Scrivener is also hands down the better app where writing has to be structured (e.g. for lyrics, poetry, books with illustration) on the page. You do not need text to be very “rich” when you are writing but trying to keep lines spaced and words positioned where you want them to be in a plain text editor is a nightmare.
Scrivener’s ability to compile your writing project into many types of “real documents” is excellent. Something this powerful and flexible has a learning curve and the compiler is complex, but you feel a focus on making your writing into a product. Scrivener is all about being productive.

I need to do all these things. I will use Scrivener for specific projects. Especially where they are complex and long enough where tools to help me structure, research and organise become important or where my text needs to be structured on the page as it is being written. I will use Ulysses to write, especially when it is a document that is in one piece. I often find myself generating text in Ulysses before it becomes a document in a Scrivener project, simply because of the simplicity of generating text anywhere without distractions before structuring and organising that text within a longer whole.

What About the Holy Wars?

The developers of Ulysses and Scrivener are opinionated. They have tenets of “faith” about writing that is part of the reason of the Holy Wars between their adherents.
Ulysses is built around a profound distinction between the text and its presentation. This reflects a powerful modern idea that informational content and the way in which that content may be expressed are, and should be, separated. Essentially, writing is text and, in this view, should not contain any presentational elements. Plain text can be purposed (e.g. laid out and styled) for print, various types of screen, audio readers, etc. without changing its meaning. (This view is often called “Semantics vs Style”.)

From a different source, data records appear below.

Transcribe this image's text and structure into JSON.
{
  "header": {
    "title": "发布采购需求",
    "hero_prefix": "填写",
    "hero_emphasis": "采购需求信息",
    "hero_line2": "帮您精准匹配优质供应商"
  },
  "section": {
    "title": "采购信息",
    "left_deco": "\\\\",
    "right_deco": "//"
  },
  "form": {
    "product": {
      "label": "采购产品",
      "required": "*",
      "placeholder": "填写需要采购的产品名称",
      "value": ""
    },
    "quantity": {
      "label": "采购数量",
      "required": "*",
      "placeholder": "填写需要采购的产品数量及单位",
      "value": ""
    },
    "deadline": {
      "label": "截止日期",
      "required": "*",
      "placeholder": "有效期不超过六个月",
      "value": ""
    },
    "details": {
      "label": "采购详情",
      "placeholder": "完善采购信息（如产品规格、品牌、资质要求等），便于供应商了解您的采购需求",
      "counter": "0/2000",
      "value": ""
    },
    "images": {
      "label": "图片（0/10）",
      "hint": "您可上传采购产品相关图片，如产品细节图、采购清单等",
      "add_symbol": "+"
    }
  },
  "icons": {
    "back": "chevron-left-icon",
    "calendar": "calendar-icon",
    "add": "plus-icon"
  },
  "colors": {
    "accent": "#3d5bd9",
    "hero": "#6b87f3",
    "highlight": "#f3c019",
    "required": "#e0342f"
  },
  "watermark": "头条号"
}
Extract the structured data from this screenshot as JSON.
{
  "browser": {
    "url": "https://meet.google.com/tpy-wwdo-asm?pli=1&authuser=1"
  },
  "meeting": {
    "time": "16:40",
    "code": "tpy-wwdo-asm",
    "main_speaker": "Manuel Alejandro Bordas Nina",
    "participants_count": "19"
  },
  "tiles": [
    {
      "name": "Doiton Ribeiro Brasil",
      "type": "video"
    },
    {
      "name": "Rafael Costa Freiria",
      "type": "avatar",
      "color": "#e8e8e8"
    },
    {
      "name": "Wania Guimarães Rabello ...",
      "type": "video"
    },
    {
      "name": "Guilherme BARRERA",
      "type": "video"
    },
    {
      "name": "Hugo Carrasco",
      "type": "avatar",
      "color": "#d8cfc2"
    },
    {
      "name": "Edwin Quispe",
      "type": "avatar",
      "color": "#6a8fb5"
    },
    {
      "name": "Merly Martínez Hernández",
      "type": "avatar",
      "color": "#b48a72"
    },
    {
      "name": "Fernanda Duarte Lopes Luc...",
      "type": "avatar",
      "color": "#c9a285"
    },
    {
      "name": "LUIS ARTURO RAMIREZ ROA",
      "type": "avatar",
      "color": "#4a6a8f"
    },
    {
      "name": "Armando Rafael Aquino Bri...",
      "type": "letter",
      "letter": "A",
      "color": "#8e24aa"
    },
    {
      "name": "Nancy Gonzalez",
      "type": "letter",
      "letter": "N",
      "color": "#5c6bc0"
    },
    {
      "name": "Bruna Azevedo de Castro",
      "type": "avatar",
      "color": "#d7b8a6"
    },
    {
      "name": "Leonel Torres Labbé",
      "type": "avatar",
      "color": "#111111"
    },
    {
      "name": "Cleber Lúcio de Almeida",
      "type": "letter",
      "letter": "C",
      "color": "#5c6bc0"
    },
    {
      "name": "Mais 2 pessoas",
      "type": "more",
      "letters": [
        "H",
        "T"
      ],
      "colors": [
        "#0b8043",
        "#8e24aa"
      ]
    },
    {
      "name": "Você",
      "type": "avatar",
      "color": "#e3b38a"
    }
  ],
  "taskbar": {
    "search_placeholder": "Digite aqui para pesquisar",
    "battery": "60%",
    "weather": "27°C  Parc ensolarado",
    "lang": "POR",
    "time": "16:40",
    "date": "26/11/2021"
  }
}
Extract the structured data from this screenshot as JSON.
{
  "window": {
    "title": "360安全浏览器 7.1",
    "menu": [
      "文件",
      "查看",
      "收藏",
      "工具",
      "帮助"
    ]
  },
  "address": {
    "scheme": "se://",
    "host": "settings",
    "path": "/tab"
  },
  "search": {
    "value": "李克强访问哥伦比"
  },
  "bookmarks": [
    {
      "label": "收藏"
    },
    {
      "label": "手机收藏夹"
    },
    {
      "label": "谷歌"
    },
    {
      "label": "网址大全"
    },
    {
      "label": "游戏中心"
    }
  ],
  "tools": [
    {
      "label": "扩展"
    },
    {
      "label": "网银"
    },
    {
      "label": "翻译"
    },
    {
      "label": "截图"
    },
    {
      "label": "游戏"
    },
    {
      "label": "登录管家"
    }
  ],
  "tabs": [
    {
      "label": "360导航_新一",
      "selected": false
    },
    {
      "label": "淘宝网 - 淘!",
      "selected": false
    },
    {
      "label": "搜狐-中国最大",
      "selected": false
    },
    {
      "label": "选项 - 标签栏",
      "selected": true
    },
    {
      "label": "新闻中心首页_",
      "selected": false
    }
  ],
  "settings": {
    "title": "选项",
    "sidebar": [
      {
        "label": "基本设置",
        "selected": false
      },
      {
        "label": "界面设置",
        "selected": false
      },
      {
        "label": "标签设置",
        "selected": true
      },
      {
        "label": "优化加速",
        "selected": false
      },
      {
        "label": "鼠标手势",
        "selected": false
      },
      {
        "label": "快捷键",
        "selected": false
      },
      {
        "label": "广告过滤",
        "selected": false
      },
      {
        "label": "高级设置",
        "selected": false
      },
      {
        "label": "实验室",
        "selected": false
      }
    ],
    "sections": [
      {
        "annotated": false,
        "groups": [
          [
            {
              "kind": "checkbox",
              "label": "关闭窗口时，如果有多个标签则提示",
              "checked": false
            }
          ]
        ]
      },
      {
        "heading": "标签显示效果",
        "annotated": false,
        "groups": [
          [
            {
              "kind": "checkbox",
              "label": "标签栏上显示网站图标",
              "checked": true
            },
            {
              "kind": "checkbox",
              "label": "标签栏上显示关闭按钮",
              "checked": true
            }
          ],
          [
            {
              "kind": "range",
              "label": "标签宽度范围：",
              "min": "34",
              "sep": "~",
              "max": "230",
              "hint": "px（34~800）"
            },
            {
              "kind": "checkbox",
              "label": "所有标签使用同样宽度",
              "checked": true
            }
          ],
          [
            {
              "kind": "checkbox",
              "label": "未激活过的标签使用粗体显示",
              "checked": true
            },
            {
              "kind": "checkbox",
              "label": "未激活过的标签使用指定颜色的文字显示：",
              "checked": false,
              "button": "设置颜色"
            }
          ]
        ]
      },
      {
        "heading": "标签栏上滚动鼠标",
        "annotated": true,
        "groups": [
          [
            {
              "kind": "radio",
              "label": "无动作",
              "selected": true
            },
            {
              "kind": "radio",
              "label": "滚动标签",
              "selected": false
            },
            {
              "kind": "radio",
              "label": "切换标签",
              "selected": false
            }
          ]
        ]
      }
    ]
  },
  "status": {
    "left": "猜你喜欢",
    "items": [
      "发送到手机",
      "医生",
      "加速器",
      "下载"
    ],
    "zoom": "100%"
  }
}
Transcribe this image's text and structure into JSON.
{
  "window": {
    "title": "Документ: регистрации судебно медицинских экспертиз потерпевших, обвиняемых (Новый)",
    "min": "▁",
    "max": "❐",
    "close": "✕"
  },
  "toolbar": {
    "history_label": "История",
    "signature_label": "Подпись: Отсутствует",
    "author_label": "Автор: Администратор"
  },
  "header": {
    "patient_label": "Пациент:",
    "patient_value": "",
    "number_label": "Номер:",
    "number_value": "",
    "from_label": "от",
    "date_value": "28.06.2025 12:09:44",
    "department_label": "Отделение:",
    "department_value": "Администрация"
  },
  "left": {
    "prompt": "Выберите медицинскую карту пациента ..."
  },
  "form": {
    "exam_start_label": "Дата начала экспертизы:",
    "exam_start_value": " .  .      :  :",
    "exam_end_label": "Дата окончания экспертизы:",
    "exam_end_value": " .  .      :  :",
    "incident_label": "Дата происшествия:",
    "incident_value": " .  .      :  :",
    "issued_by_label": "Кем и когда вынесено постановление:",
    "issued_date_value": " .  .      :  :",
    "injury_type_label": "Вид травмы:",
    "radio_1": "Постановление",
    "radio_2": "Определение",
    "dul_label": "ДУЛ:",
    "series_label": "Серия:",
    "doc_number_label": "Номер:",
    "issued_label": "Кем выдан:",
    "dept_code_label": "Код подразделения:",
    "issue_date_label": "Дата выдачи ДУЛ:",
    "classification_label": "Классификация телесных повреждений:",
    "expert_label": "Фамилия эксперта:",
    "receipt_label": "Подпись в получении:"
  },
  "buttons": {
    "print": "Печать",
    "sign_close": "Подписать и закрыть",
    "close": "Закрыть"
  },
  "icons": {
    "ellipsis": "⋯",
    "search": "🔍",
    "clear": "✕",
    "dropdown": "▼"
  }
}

Scrivener is built around the idea of writing as a product. That is, the words are not complete in themselves but written in order to be presented. Content and presentation are not the same thing, but cannot be rigidly separated. To give a simple example, you write a novel to be read. It can be read in a variety of ways (different editions or ebook, audio or print), but it is still a novel. It is not a message. In this view, the original text benefits from being “rich” (e.g. having styled titles) because this is part of the content, as is the structure and organisation of the text.

I think they are both right and both wrong.

There is no such thing as plain text: not as a means of communication. Writing is for a purpose (however lofty or mundane). Conventions such as chapters, paragraphs and even things like margins, spacing and typefaces are integral to our experience when we are reading or writing. Putting a text into courier, with no paragraph spacing or indents and strictly left-aligned is presenting it. The medium is the message and pretending that they exist in isolation is not right.

At the same time, plain text purists are right that text and its presentation are not the same thing and it is important to handle each of them consciously and thoughtfully. The structure and organisation of our writing, and its presentation, is part of its meaning, but much presentation can be changed and writing can be repurposed flexibly without losing information.

Similarly, neither developer is perfect. Adopting their particular approaches has benefits and downsides, as does the way in which they do their development. I find neither company is particularly responsive to the needs of their users, but I am willing to buy and rent their software because it helps me do what I want to do.

I can understand why people want to make a choice. There is only so much time, money and learning you can afford to invest into software and trying to use two different apps for the same area of your work and interest may be too much. I’d love Scrivener to be more like Ulysses and vice versa so I could use one or the other exclusively. Maybe there’s someone now working on something much better than both, which might become my single writing system. Until that happens I am happy to use two apps, for overlapping but distinct writing tasks.

I will try to stay out of the Holy Wars and live at peace with both.